Posted by Lancing Farrell 2000 words
This is the first in a series of essays to wrap up the 200 opinions, essays and observations planned for Local Government Utopia. As such, it attempts to bring together some of the themes that have emerged in the various posts.
Have you ever imagined yourself to be in the office of the CEO?
You have arrived at work to be told that The Ombudsman’s office wants to talk to you about the outcome of an investigation triggered by a Whistleblower. You have a meeting at the Auditor General’s office that morning to discuss the latest report they have released on Council Customer Service. A copy of the Independent Broad-based Anti Corruption Committee (IBAC) report on Council Depot Management is in your in tray along with a complicated Freedom of Information request.
That evening you have a Risk and Audit Committee meeting where you need to explain the lack of action in implementing recommendations from the 10 internal audits completed in the previous year. A councillor has left you a phone message saying they are unhappy with a decision regarding services delivered to an elderly resident. There is an email from the local newspaper wanting comment on an expose they are running on councillor entitlements.
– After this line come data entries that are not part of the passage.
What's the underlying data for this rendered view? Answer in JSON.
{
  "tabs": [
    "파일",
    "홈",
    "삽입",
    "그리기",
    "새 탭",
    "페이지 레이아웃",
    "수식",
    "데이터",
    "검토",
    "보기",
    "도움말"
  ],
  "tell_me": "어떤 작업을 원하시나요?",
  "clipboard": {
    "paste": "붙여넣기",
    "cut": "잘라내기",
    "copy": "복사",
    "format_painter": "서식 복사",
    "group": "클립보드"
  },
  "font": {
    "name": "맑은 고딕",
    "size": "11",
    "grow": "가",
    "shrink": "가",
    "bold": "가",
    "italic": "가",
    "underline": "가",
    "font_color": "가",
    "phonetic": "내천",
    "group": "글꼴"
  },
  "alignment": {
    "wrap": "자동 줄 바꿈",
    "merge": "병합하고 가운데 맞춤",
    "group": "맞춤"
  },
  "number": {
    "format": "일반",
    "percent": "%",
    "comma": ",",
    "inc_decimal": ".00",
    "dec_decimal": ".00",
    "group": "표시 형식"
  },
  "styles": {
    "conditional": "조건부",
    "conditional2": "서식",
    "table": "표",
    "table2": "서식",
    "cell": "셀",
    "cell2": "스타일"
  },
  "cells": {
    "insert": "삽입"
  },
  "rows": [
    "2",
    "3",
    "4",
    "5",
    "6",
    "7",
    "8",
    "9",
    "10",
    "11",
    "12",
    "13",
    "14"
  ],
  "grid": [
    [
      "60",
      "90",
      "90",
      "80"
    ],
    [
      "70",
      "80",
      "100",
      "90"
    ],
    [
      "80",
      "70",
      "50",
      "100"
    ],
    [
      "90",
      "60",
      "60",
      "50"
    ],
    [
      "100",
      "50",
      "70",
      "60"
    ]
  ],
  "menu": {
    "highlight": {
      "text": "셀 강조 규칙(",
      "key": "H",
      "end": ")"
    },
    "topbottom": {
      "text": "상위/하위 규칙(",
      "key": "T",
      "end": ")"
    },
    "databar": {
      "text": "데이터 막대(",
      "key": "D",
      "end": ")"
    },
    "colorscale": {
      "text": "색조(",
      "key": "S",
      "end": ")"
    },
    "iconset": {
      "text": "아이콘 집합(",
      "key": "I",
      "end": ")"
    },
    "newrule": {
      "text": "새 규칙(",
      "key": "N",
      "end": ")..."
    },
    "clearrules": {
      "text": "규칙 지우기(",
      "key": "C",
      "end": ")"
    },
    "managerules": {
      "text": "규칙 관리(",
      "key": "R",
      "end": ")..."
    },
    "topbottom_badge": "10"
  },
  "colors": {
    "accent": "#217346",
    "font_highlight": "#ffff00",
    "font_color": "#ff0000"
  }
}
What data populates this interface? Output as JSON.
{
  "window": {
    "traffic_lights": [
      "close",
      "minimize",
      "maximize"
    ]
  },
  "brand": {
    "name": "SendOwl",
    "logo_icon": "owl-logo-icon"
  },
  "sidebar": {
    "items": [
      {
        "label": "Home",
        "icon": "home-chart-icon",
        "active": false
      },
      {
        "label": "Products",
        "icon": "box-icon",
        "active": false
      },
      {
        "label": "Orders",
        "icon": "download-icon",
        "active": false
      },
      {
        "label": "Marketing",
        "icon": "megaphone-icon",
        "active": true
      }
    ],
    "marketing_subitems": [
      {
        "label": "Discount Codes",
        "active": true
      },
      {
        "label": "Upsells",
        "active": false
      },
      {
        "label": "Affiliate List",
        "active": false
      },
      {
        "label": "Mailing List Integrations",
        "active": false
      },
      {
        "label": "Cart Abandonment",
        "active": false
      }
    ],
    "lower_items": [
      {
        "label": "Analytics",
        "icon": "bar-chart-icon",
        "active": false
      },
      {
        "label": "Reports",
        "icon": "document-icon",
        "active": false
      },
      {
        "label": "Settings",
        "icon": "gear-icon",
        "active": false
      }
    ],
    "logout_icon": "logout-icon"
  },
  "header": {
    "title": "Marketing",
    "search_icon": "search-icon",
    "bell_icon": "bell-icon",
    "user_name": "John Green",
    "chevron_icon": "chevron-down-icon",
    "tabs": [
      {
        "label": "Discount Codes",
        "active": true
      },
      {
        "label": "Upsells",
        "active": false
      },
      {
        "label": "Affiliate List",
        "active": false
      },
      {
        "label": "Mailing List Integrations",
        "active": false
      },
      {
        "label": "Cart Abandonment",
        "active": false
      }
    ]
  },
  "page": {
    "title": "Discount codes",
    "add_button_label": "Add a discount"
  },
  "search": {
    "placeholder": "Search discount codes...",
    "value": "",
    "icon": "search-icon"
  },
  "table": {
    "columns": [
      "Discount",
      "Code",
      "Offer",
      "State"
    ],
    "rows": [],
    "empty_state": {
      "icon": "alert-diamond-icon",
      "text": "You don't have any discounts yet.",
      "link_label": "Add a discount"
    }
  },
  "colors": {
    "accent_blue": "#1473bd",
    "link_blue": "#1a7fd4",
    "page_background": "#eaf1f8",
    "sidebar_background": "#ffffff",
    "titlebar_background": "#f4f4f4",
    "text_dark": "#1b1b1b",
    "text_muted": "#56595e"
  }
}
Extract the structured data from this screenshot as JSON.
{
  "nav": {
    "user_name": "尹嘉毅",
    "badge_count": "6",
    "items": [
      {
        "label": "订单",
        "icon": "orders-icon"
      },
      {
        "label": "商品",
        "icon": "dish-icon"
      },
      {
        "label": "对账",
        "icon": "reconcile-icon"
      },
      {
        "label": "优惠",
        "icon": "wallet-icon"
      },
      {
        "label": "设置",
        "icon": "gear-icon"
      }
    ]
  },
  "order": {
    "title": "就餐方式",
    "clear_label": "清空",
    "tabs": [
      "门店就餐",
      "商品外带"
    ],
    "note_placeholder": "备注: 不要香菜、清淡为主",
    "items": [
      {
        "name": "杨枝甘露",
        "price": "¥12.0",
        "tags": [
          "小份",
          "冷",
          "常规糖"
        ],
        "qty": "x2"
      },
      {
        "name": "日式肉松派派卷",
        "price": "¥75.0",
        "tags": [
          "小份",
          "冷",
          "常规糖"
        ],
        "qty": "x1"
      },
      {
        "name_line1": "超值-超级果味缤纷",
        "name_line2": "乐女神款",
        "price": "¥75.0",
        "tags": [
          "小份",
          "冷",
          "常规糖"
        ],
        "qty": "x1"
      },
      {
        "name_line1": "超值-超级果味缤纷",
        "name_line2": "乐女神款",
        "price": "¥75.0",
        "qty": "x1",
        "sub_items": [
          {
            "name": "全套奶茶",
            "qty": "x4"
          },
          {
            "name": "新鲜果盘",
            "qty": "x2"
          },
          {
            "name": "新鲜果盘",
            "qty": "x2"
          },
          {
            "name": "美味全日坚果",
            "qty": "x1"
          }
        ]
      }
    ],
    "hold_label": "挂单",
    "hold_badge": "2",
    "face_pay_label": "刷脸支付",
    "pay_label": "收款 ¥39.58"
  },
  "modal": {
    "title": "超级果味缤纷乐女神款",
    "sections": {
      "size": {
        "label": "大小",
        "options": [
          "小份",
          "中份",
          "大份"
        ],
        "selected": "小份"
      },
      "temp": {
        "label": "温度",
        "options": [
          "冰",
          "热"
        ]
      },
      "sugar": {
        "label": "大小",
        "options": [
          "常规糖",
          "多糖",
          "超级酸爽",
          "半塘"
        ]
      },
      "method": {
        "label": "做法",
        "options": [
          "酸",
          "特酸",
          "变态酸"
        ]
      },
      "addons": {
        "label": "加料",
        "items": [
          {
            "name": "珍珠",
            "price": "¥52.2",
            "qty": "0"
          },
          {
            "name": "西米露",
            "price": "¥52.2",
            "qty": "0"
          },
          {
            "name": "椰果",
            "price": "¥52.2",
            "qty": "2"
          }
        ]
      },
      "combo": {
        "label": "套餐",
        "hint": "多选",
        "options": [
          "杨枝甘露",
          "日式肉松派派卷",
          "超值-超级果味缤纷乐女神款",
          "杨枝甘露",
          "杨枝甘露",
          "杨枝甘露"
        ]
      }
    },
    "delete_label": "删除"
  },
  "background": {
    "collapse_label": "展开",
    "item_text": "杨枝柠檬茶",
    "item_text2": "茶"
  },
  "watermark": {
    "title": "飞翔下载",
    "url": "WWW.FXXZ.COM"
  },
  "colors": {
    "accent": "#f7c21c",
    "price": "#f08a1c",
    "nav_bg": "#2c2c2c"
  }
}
I am sure this is not a usual day. But it also isn’t an entirely unrealistic scenario either. There are lots of sources of accountability for local government. Often, they act on the organisation independently and there is no effort (and sometimes no opportunity) to coordinate the organisational response. As a result, sources of accountability frequently operate at cross purposes and can be counter-productive. Continue reading